Saturday, August 14, 2010
Imitation of Life, Truth and the Turing Test
Douglas Sirk's 1959 film opens when two young widows, one white one black, meet with their daughters. Lora prefers her career as an actress to her daughter Suzie or her lover. Her profession is an imitation. Her new best friend Annie is an Aunt Jemima who sacrifices her own welfare become Lora's housekeeper and to raise Lora's daughter. Her own daughter Sarah-Jane longs to be white, passes as white. Love interest Steve is a photographer whose images are just images (in the opening scene he appears to be trying to forge Weegee's famous 1937 shot of crowds on the beach at Coney Island). He is the object of a teenage crush from Lora's daughter. The whole thing is recounted in startling Technicolor, then as now a byword for gaudy and fraudulent colour.
John Gavin, who plays Steve the love interest, was half Mexican but passes here as authentically American, all-American. He would in later life be appointed ambassador to Mexico by another actor, Ronald Reagan, of whose presidency Gil Scott Heron would sing "This ain't really a life, ain't nothing but a movie". The real-life daughter of Lana Turner, who plays Lora, killed Turner's lover, though the inquest found she acted in self-defense, to the incredulity of Hollywood insiders and conspiracy nuts ever since. Turner herself had been, only a few years earlier, the target of a vitriolic attack by DH Lawrence on the faux sexuality of the 'sweater-girl'. All characters in the film are played by people who are not the people we see on the screen. Sirk's Brechtian heritage (as Detlef Sierck he was involved in the political theatre of Weimar) is all over their stilted performances, and the distances between them, filled with the things which fill up the spaces in which the characters' lives are not lived.
The problems only begin here. The soi-disant "truth" is that Sarah-Jane "is" black; and that Lora should have married Steve, so preventing the ghastly crush her daughter has on him. That is, the only available truth which they imitate is that of race and the Oedipal family. (That Annie and Lora are both widows suggests the Oedipal role of the dead father; and the suspicion that the same man might have fathered both daughters . . . ). But the finale at Annie funeral reveals that the only Truth is Death, and that truth is fatal. Except that we survive, weeping in the audience: we for whom the entire charade has been played out experience an imitation of emotion. And of course there is no Death, only a staged funeral with no body in the coffin. And we know it (je sais mais quand même): the only available truth is a disavowal, merely a Romantic willing suspension of disbelief, a conspiracy to act as if there were a truth, veiled underneath the appearances, underneath the ideologies. Truth is a projection, one we project as much as the cinematic apparatus does.
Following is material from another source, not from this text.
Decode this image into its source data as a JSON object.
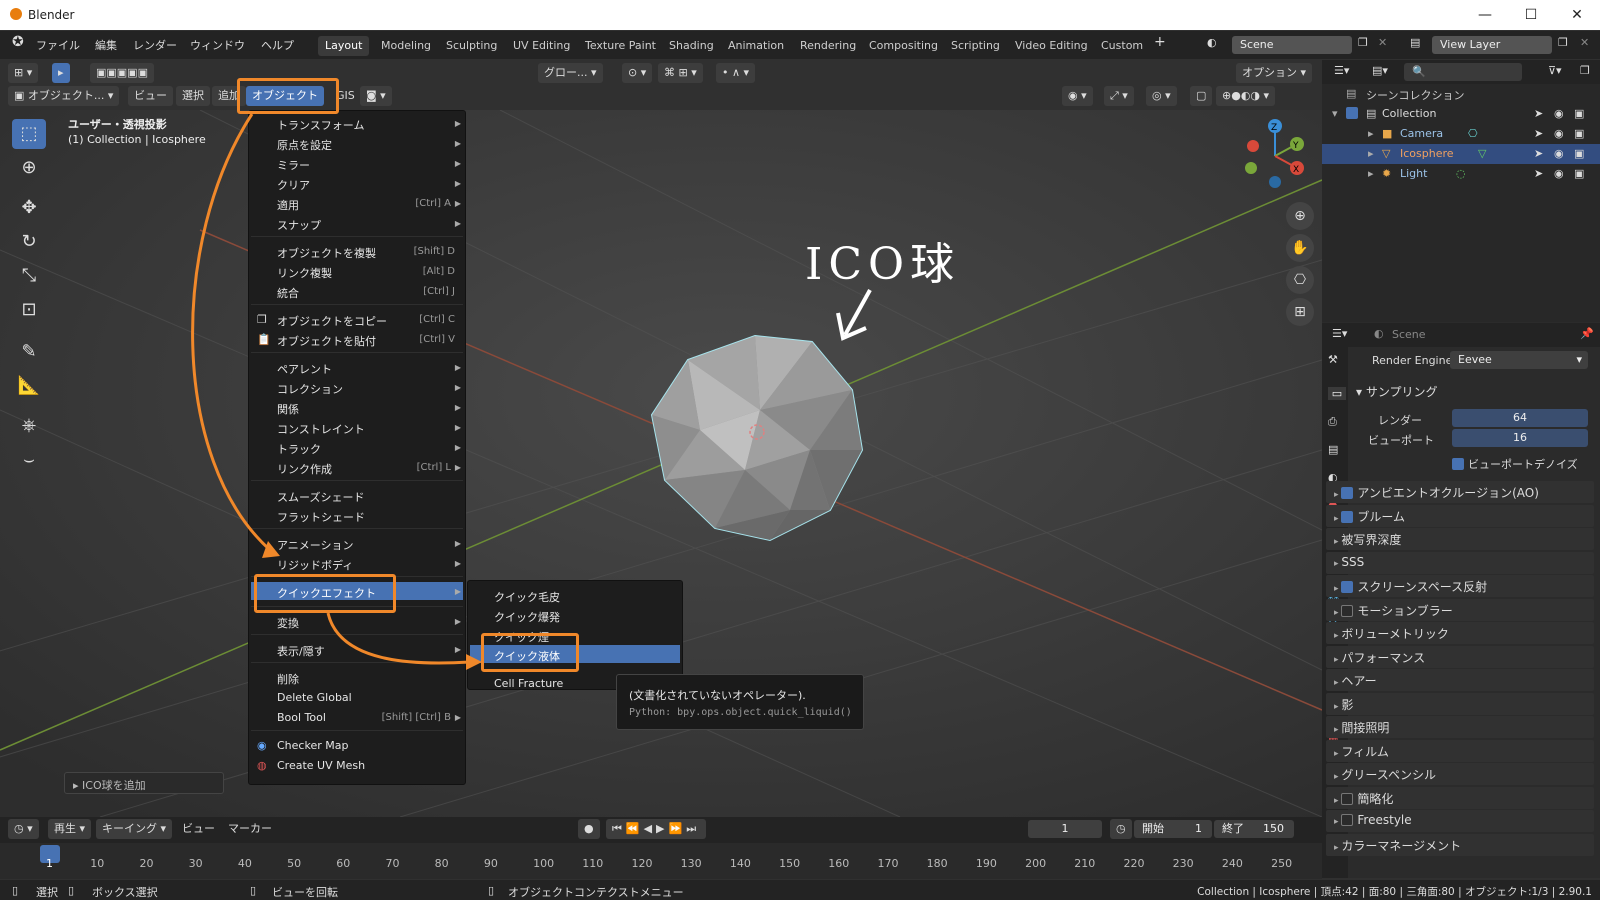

Nine years before Sirk's film's release, Alan Turing set out the terms of the Turing test. An interrogator in a room separated from a machine and a person asks questions, the answers to which are to prove which of the two unseen competitors is human and which a machine. In the cinema there is nothing behind the screen, only a loudspeaker. Not even a voice. Not even a recording of a voice, which is on the optical soundtrack up in the projection booth over our heads and behind our backs. The richness of this hall of mirrors and the cynical reading of the melodrama of manners that it reflects persuades us that an (authorial) intelligence inhabits it. Sadly it is also a remake - of a 1934 film by John Stahl.
In Imitation of Life, all the humans alive and dead, onscreen and in the auditorium, fail the Turing test, and only the filmic machine passes.